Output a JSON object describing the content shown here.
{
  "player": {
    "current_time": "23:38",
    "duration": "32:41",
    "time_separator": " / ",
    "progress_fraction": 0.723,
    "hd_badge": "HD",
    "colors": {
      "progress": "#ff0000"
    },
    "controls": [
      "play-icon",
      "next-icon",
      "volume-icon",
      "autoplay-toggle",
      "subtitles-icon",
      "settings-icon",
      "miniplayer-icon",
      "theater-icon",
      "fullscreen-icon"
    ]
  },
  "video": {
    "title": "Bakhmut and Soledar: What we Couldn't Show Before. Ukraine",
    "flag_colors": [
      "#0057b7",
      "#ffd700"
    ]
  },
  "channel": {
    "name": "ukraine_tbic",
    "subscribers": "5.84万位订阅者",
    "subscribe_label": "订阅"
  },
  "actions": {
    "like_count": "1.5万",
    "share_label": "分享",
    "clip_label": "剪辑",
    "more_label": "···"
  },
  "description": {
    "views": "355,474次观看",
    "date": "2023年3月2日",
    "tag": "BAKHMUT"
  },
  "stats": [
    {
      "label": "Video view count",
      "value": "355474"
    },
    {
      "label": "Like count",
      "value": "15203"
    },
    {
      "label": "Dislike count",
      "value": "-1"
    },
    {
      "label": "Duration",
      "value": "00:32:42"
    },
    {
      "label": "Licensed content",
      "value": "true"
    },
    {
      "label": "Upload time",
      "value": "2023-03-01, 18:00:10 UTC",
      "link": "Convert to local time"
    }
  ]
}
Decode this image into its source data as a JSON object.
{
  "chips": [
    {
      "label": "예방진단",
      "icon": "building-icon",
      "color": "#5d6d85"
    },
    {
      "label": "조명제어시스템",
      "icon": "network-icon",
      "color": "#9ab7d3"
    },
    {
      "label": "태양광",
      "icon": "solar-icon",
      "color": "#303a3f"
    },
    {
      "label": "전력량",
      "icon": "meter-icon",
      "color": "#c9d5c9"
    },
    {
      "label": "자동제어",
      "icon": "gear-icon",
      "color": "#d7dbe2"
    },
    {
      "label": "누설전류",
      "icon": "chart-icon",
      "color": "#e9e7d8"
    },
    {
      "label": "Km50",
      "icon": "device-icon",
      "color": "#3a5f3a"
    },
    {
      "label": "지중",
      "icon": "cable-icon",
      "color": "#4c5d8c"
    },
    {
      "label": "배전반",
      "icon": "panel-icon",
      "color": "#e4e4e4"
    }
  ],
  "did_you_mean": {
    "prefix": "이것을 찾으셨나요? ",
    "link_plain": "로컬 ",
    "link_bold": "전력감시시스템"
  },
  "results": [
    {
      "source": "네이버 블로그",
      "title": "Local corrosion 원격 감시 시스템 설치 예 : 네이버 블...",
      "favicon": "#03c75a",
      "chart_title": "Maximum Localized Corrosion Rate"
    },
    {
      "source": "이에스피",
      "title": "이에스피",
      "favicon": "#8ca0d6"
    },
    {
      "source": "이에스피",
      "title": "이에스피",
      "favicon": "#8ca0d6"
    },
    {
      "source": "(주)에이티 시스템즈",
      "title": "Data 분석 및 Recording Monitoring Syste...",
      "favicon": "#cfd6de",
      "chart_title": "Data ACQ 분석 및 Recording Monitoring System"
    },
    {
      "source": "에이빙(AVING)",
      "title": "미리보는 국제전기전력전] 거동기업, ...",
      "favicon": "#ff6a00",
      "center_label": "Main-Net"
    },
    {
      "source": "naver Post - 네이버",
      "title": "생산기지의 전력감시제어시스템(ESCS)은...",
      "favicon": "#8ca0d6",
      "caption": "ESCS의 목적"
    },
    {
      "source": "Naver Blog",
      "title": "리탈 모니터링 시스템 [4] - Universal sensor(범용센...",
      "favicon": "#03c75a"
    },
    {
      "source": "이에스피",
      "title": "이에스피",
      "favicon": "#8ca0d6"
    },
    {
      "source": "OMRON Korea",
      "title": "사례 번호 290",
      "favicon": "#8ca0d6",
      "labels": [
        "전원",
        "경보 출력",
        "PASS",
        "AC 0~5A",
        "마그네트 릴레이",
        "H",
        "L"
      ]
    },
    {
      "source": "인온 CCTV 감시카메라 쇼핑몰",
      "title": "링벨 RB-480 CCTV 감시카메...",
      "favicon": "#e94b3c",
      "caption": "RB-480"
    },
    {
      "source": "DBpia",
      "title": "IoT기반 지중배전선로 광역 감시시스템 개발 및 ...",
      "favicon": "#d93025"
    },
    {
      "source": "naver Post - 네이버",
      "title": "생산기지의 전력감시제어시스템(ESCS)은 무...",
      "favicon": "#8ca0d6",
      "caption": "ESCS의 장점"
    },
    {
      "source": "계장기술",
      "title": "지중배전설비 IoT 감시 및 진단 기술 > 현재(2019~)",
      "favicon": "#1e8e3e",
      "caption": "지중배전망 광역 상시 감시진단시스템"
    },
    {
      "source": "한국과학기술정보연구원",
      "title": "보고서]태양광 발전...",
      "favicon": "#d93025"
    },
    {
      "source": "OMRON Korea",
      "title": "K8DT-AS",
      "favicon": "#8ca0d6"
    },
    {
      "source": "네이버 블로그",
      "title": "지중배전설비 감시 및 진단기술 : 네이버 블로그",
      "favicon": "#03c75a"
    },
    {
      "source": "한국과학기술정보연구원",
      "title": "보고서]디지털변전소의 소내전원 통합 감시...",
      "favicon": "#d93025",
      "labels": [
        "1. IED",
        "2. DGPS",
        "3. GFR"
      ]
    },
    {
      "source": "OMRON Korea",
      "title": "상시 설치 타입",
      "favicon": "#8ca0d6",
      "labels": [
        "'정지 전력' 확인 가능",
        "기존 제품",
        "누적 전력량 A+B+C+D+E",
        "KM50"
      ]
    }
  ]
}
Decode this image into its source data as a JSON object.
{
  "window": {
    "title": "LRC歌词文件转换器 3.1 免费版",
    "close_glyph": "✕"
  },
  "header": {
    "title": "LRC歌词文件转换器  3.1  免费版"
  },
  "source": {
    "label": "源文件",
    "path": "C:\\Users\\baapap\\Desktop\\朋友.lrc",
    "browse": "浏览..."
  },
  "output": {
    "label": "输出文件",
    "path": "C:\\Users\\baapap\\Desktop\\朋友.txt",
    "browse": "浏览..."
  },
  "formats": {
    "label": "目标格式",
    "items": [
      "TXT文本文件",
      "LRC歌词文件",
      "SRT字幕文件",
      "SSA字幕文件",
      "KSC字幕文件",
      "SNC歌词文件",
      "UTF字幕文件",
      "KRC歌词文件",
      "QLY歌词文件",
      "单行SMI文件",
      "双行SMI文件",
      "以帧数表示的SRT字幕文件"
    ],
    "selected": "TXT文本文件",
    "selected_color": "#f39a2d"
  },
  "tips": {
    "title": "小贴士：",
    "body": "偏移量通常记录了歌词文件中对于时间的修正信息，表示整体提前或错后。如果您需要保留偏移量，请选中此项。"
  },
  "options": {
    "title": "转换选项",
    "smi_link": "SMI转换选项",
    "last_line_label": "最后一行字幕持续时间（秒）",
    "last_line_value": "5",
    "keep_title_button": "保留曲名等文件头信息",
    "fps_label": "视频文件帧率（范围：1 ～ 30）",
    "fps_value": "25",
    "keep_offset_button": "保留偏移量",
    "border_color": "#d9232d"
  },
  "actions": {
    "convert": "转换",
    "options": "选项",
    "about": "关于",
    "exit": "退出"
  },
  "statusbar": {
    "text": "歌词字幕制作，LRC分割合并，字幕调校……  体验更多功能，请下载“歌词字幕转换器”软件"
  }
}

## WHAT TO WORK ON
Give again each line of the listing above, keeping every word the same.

## EXPECTED ANSWER
Output a JSON object describing the content shown here.
{
  "player": {
    "current_time": "23:38",
    "duration": "32:41",
    "time_separator": " / ",
    "progress_fraction": 0.723,
    "hd_badge": "HD",
    "colors": {
      "progress": "#ff0000"
    },
    "controls": [
      "play-icon",
      "next-icon",
      "volume-icon",
      "autoplay-toggle",
      "subtitles-icon",
      "settings-icon",
      "miniplayer-icon",
      "theater-icon",
      "fullscreen-icon"
    ]
  },
  "video": {
    "title": "Bakhmut and Soledar: What we Couldn't Show Before. Ukraine",
    "flag_colors": [
      "#0057b7",
      "#ffd700"
    ]
  },
  "channel": {
    "name": "ukraine_tbic",
    "subscribers": "5.84万位订阅者",
    "subscribe_label": "订阅"
  },
  "actions": {
    "like_count": "1.5万",
    "share_label": "分享",
    "clip_label": "剪辑",
    "more_label": "···"
  },
  "description": {
    "views": "355,474次观看",
    "date": "2023年3月2日",
    "tag": "BAKHMUT"
  },
  "stats": [
    {
      "label": "Video view count",
      "value": "355474"
    },
    {
      "label": "Like count",
      "value": "15203"
    },
    {
      "label": "Dislike count",
      "value": "-1"
    },
    {
      "label": "Duration",
      "value": "00:32:42"
    },
    {
      "label": "Licensed content",
      "value": "true"
    },
    {
      "label": "Upload time",
      "value": "2023-03-01, 18:00:10 UTC",
      "link": "Convert to local time"
    }
  ]
}
Decode this image into its source data as a JSON object.
{
  "chips": [
    {
      "label": "예방진단",
      "icon": "building-icon",
      "color": "#5d6d85"
    },
    {
      "label": "조명제어시스템",
      "icon": "network-icon",
      "color": "#9ab7d3"
    },
    {
      "label": "태양광",
      "icon": "solar-icon",
      "color": "#303a3f"
    },
    {
      "label": "전력량",
      "icon": "meter-icon",
      "color": "#c9d5c9"
    },
    {
      "label": "자동제어",
      "icon": "gear-icon",
      "color": "#d7dbe2"
    },
    {
      "label": "누설전류",
      "icon": "chart-icon",
      "color": "#e9e7d8"
    },
    {
      "label": "Km50",
      "icon": "device-icon",
      "color": "#3a5f3a"
    },
    {
      "label": "지중",
      "icon": "cable-icon",
      "color": "#4c5d8c"
    },
    {
      "label": "배전반",
      "icon": "panel-icon",
      "color": "#e4e4e4"
    }
  ],
  "did_you_mean": {
    "prefix": "이것을 찾으셨나요? ",
    "link_plain": "로컬 ",
    "link_bold": "전력감시시스템"
  },
  "results": [
    {
      "source": "네이버 블로그",
      "title": "Local corrosion 원격 감시 시스템 설치 예 : 네이버 블...",
      "favicon": "#03c75a",
      "chart_title": "Maximum Localized Corrosion Rate"
    },
    {
      "source": "이에스피",
      "title": "이에스피",
      "favicon": "#8ca0d6"
    },
    {
      "source": "이에스피",
      "title": "이에스피",
      "favicon": "#8ca0d6"
    },
    {
      "source": "(주)에이티 시스템즈",
      "title": "Data 분석 및 Recording Monitoring Syste...",
      "favicon": "#cfd6de",
      "chart_title": "Data ACQ 분석 및 Recording Monitoring System"
    },
    {
      "source": "에이빙(AVING)",
      "title": "미리보는 국제전기전력전] 거동기업, ...",
      "favicon": "#ff6a00",
      "center_label": "Main-Net"
    },
    {
      "source": "naver Post - 네이버",
      "title": "생산기지의 전력감시제어시스템(ESCS)은...",
      "favicon": "#8ca0d6",
      "caption": "ESCS의 목적"
    },
    {
      "source": "Naver Blog",
      "title": "리탈 모니터링 시스템 [4] - Universal sensor(범용센...",
      "favicon": "#03c75a"
    },
    {
      "source": "이에스피",
      "title": "이에스피",
      "favicon": "#8ca0d6"
    },
    {
      "source": "OMRON Korea",
      "title": "사례 번호 290",
      "favicon": "#8ca0d6",
      "labels": [
        "전원",
        "경보 출력",
        "PASS",
        "AC 0~5A",
        "마그네트 릴레이",
        "H",
        "L"
      ]
    },
    {
      "source": "인온 CCTV 감시카메라 쇼핑몰",
      "title": "링벨 RB-480 CCTV 감시카메...",
      "favicon": "#e94b3c",
      "caption": "RB-480"
    },
    {
      "source": "DBpia",
      "title": "IoT기반 지중배전선로 광역 감시시스템 개발 및 ...",
      "favicon": "#d93025"
    },
    {
      "source": "naver Post - 네이버",
      "title": "생산기지의 전력감시제어시스템(ESCS)은 무...",
      "favicon": "#8ca0d6",
      "caption": "ESCS의 장점"
    },
    {
      "source": "계장기술",
      "title": "지중배전설비 IoT 감시 및 진단 기술 > 현재(2019~)",
      "favicon": "#1e8e3e",
      "caption": "지중배전망 광역 상시 감시진단시스템"
    },
    {
      "source": "한국과학기술정보연구원",
      "title": "보고서]태양광 발전...",
      "favicon": "#d93025"
    },
    {
      "source": "OMRON Korea",
      "title": "K8DT-AS",
      "favicon": "#8ca0d6"
    },
    {
      "source": "네이버 블로그",
      "title": "지중배전설비 감시 및 진단기술 : 네이버 블로그",
      "favicon": "#03c75a"
    },
    {
      "source": "한국과학기술정보연구원",
      "title": "보고서]디지털변전소의 소내전원 통합 감시...",
      "favicon": "#d93025",
      "labels": [
        "1. IED",
        "2. DGPS",
        "3. GFR"
      ]
    },
    {
      "source": "OMRON Korea",
      "title": "상시 설치 타입",
      "favicon": "#8ca0d6",
      "labels": [
        "'정지 전력' 확인 가능",
        "기존 제품",
        "누적 전력량 A+B+C+D+E",
        "KM50"
      ]
    }
  ]
}
Decode this image into its source data as a JSON object.
{
  "window": {
    "title": "LRC歌词文件转换器 3.1 免费版",
    "close_glyph": "✕"
  },
  "header": {
    "title": "LRC歌词文件转换器  3.1  免费版"
  },
  "source": {
    "label": "源文件",
    "path": "C:\\Users\\baapap\\Desktop\\朋友.lrc",
    "browse": "浏览..."
  },
  "output": {
    "label": "输出文件",
    "path": "C:\\Users\\baapap\\Desktop\\朋友.txt",
    "browse": "浏览..."
  },
  "formats": {
    "label": "目标格式",
    "items": [
      "TXT文本文件",
      "LRC歌词文件",
      "SRT字幕文件",
      "SSA字幕文件",
      "KSC字幕文件",
      "SNC歌词文件",
      "UTF字幕文件",
      "KRC歌词文件",
      "QLY歌词文件",
      "单行SMI文件",
      "双行SMI文件",
      "以帧数表示的SRT字幕文件"
    ],
    "selected": "TXT文本文件",
    "selected_color": "#f39a2d"
  },
  "tips": {
    "title": "小贴士：",
    "body": "偏移量通常记录了歌词文件中对于时间的修正信息，表示整体提前或错后。如果您需要保留偏移量，请选中此项。"
  },
  "options": {
    "title": "转换选项",
    "smi_link": "SMI转换选项",
    "last_line_label": "最后一行字幕持续时间（秒）",
    "last_line_value": "5",
    "keep_title_button": "保留曲名等文件头信息",
    "fps_label": "视频文件帧率（范围：1 ～ 30）",
    "fps_value": "25",
    "keep_offset_button": "保留偏移量",
    "border_color": "#d9232d"
  },
  "actions": {
    "convert": "转换",
    "options": "选项",
    "about": "关于",
    "exit": "退出"
  },
  "statusbar": {
    "text": "歌词字幕制作，LRC分割合并，字幕调校……  体验更多功能，请下载“歌词字幕转换器”软件"
  }
}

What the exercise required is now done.